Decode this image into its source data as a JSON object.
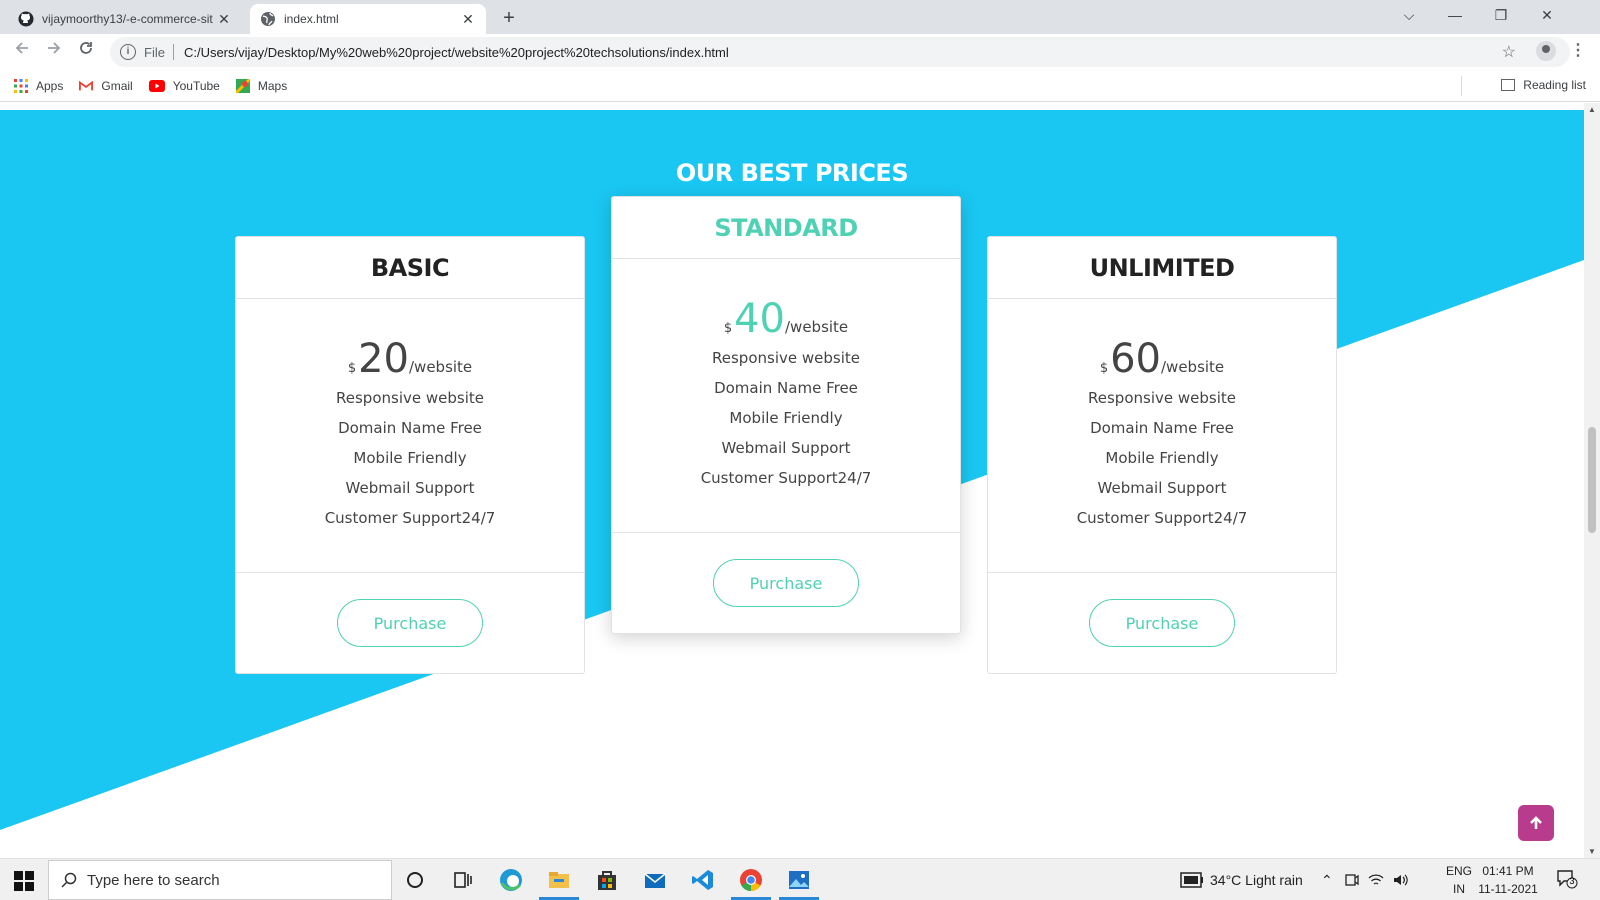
{
  "browser": {
    "tabs": [
      {
        "title": "vijaymoorthy13/-e-commerce-sit",
        "active": false,
        "icon": "github-icon"
      },
      {
        "title": "index.html",
        "active": true,
        "icon": "globe-icon"
      }
    ],
    "address": {
      "scheme_label": "File",
      "url": "C:/Users/vijay/Desktop/My%20web%20project/website%20project%20techsolutions/index.html"
    },
    "bookmarks": [
      {
        "label": "Apps",
        "icon": "apps-grid-icon"
      },
      {
        "label": "Gmail",
        "icon": "gmail-icon"
      },
      {
        "label": "YouTube",
        "icon": "youtube-icon"
      },
      {
        "label": "Maps",
        "icon": "maps-icon"
      }
    ],
    "reading_list_label": "Reading list"
  },
  "page": {
    "section_title": "OUR BEST PRICES",
    "plans": [
      {
        "name": "BASIC",
        "currency": "$",
        "amount": "20",
        "period": "/website",
        "features": [
          "Responsive website",
          "Domain Name Free",
          "Mobile Friendly",
          "Webmail Support",
          "Customer Support24/7"
        ],
        "button": "Purchase",
        "highlighted": false
      },
      {
        "name": "STANDARD",
        "currency": "$",
        "amount": "40",
        "period": "/website",
        "features": [
          "Responsive website",
          "Domain Name Free",
          "Mobile Friendly",
          "Webmail Support",
          "Customer Support24/7"
        ],
        "button": "Purchase",
        "highlighted": true
      },
      {
        "name": "UNLIMITED",
        "currency": "$",
        "amount": "60",
        "period": "/website",
        "features": [
          "Responsive website",
          "Domain Name Free",
          "Mobile Friendly",
          "Webmail Support",
          "Customer Support24/7"
        ],
        "button": "Purchase",
        "highlighted": false
      }
    ],
    "colors": {
      "background_blue": "#1ac7f2",
      "accent_teal": "#4fd1b4",
      "scroll_top_button": "#b83b8e"
    }
  },
  "taskbar": {
    "search_placeholder": "Type here to search",
    "weather": "34°C  Light rain",
    "language": "ENG",
    "region": "IN",
    "time": "01:41 PM",
    "date": "11-11-2021",
    "notification_count": "3"
  }
}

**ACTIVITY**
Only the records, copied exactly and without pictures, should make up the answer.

**PROBLEM SOLUTION**
Decode this image into its source data as a JSON object.
{
  "browser": {
    "tabs": [
      {
        "title": "vijaymoorthy13/-e-commerce-sit",
        "active": false,
        "icon": "github-icon"
      },
      {
        "title": "index.html",
        "active": true,
        "icon": "globe-icon"
      }
    ],
    "address": {
      "scheme_label": "File",
      "url": "C:/Users/vijay/Desktop/My%20web%20project/website%20project%20techsolutions/index.html"
    },
    "bookmarks": [
      {
        "label": "Apps",
        "icon": "apps-grid-icon"
      },
      {
        "label": "Gmail",
        "icon": "gmail-icon"
      },
      {
        "label": "YouTube",
        "icon": "youtube-icon"
      },
      {
        "label": "Maps",
        "icon": "maps-icon"
      }
    ],
    "reading_list_label": "Reading list"
  },
  "page": {
    "section_title": "OUR BEST PRICES",
    "plans": [
      {
        "name": "BASIC",
        "currency": "$",
        "amount": "20",
        "period": "/website",
        "features": [
          "Responsive website",
          "Domain Name Free",
          "Mobile Friendly",
          "Webmail Support",
          "Customer Support24/7"
        ],
        "button": "Purchase",
        "highlighted": false
      },
      {
        "name": "STANDARD",
        "currency": "$",
        "amount": "40",
        "period": "/website",
        "features": [
          "Responsive website",
          "Domain Name Free",
          "Mobile Friendly",
          "Webmail Support",
          "Customer Support24/7"
        ],
        "button": "Purchase",
        "highlighted": true
      },
      {
        "name": "UNLIMITED",
        "currency": "$",
        "amount": "60",
        "period": "/website",
        "features": [
          "Responsive website",
          "Domain Name Free",
          "Mobile Friendly",
          "Webmail Support",
          "Customer Support24/7"
        ],
        "button": "Purchase",
        "highlighted": false
      }
    ],
    "colors": {
      "background_blue": "#1ac7f2",
      "accent_teal": "#4fd1b4",
      "scroll_top_button": "#b83b8e"
    }
  },
  "taskbar": {
    "search_placeholder": "Type here to search",
    "weather": "34°C  Light rain",
    "language": "ENG",
    "region": "IN",
    "time": "01:41 PM",
    "date": "11-11-2021",
    "notification_count": "3"
  }
}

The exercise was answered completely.